Andrew Breitbart, dead suddenly at the age of 43, was not my cup of tea. He was too strident, too much the serial exaggerator, and was far too emotional to argue logically or in a reasoned manner.
And yet, I wrote this at American Thinker this morning:
Ed Morrissey writes at Hot Air that Andrew Breitbart was “our Merry Prankster”:
He was willing to take risks and look foolish in order to make a point or win an argument, with more courage than most would muster. No one who saw it will ever forget how he seized the podium at Anthony Weiner’s press conference and demanded vindication from media outlets who had been disparaging him and defending Weiner when the former Congressman got caught literally with his pants down. Few men have had the kind of impact Andrew did in such a short time, and he leaves behind a media empire that is still gaining strength.
Breitbart had a zest for political combat. He reveled in being a polarizing figure. He had a genius for getting the goat of the opposition and never apologized for his swashbuckling style of journalism.
In the ancient world, opposing kings preparing for war would send out their champions to engage in single combat, sometimes to decide the outcome of the conflict, more often to indicate which side God was on. Andrew Breitbart was a conservative champion. But instead of riding out to meet a single warrior, he gladly sallied forth – sometimes alone – to combat the entire left. Along the way, he picked up many allies – and made many enemies. Win or lose, it seemed that most of the time, God was indeed on his side.
But if “A man’s greatness can be measured by his enemies,” so, too can it be judged by his friends. Don’t listen to the prattling left today. Simply remember a man, made for his time, unique in his abilities, who left us for a far, far better place.
Technically speaking, Mr. Breitbart was not a “journalist” in what we might think of as the “traditional” sense. That’s fine. The entire point of Mr. Breitbart’s existence was to destroy “traditional” journalism, rightly seeing much of it as biased, shallow, manipulative, and elitist. Like the milieu in which he chose to operate — the internet — Breitbart’s websites were hit or miss operations. He could be as manipulative of images and copy as any mainstream journalist (The NAACP video was discretely edited to make the DoA employee look like a racist when in fact, her remarks were taken wildly — and deceitfully — out of context.)
But these tactics had been used by the mainstream media against the right for decades. And this poses the question of just what kind of journalist Breitbart was?
In the grand tradition of Tom Paine, Philip Freneau, Horace Greely, Hunter Thompson, and Gore Vidal, Breitbart was a master polemicist. His goal was not so much to inform, as it was to chastise the wicked. His advocacy for conservatives and conservative causes was carried out with a zestfulness and razor sharp humor that is often lacking on the right. In an age when most activists from both sides are dour-faced, bitter partisans, Breitbart brought a smile with his snarl. He endeared himself to many on the right for his unflinching, giving-as-good-as-he-got attitude toward the opposition. In short, he gave movement conservatives heart to persevere in the face of withering and usually unfair criticism from their adversaries.

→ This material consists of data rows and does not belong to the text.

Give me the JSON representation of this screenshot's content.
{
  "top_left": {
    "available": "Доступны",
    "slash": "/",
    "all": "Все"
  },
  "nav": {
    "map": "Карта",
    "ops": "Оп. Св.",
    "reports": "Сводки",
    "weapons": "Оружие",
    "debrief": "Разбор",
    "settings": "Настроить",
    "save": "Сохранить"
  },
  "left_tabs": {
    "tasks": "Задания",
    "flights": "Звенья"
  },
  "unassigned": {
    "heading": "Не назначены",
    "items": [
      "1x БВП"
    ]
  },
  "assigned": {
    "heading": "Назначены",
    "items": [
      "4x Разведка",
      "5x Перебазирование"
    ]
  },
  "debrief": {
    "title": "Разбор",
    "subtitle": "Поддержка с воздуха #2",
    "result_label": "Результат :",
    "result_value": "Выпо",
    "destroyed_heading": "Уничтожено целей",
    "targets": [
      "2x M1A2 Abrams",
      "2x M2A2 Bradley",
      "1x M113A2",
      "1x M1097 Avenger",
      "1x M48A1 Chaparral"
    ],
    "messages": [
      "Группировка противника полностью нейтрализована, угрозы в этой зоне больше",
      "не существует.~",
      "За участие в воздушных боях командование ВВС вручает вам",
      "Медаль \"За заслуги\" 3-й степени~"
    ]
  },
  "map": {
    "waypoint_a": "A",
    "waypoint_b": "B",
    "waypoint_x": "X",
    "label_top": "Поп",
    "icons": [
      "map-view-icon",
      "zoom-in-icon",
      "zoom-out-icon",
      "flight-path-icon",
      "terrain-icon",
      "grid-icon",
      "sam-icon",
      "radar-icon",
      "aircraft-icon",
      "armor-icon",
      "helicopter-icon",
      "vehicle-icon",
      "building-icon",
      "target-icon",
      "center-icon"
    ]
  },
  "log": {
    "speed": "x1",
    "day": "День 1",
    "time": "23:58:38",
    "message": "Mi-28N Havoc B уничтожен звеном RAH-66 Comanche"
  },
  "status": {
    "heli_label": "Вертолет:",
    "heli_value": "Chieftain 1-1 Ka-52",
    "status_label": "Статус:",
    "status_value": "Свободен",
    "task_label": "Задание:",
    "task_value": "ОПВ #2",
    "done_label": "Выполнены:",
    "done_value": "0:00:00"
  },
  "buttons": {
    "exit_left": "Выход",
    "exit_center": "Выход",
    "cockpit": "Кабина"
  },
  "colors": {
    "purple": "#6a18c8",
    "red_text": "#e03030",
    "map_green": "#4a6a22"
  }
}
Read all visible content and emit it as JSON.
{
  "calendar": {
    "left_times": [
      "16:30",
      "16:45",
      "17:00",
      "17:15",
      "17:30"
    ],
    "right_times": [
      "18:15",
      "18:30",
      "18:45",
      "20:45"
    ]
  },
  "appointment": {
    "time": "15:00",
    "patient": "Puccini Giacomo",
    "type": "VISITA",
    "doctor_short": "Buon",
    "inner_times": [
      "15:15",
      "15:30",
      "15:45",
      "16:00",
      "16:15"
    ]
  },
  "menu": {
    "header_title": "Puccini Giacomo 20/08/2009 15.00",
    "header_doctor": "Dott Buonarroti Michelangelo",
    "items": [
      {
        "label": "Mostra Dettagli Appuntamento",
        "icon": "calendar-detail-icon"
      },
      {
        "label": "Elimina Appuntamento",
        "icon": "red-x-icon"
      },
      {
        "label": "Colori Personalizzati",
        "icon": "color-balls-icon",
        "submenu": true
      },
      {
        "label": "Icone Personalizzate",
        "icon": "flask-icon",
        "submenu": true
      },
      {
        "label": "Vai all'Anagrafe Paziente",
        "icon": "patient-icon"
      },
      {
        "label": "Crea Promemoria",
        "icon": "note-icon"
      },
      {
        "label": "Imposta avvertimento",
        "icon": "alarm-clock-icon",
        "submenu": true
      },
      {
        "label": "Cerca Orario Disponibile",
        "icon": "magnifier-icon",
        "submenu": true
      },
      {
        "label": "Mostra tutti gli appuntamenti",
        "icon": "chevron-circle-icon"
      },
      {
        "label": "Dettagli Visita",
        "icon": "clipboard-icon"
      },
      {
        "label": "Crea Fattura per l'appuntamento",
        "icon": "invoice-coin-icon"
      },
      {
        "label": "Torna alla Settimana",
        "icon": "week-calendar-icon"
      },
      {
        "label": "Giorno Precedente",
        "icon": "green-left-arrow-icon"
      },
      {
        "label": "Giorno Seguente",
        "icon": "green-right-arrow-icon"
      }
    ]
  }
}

There was nothing gentle about Breitbart in the public arena. He saw politics as a street fight where there were few rules and just about everything and everyone was fair game. Mudslinging, innuendo, character assassination, and exaggerated controversies were his stock in trade — just as it is for most of the left. While many of us bemoan the loss of civility and comity in politics and government, Breitbart didn’t care. If this is the way the game was to be played, to hell with trying to change it, he would go them one better. The difference between Breitbart and his enemies is that Andrew never made any pretense that he was playing by the rules, or seeking accommodation, or even trying to persuade. His opponents piously, and hypocritically criticized him for using exactly the same tactics that they themselves employed with as much relish as Breitbart enjoyed.
He lived his life and plied his trade without apologies – despite there being times when one should have been forthcoming. That, too, was part of the game. There weren’t any apologies coming from his opponents when he got something right or broke an important story that liberals would largely ignore. By that standard, Breitbart didn’t need to feel sorry or express regret. If the left was going to play the game by their own set of rules, Andrew would enthusiastically accept that challenge — and beat them anyway.
Breitbart’s legacy will be a more democratized political conversation. This is not a perfect good. Few things are. But it’s a damn sight better than what the media moguls, the establishmentarian pundits, and the elitist snobs created and zealously maintained for decades; a clubbish, narrow-minded, and out of touch press that deliberately suppressed viewpoints and personalities that failed to meet its means-test for permissible dialogue. The riot of voices and opinions unleashed by Breitbart on his 5 websites — and currently being eagerly copied by others — have blasted the ancien regime and changed the media forever.
For one so young to have accomplished so much in so short a time is a rare and wonderful thing, indeed.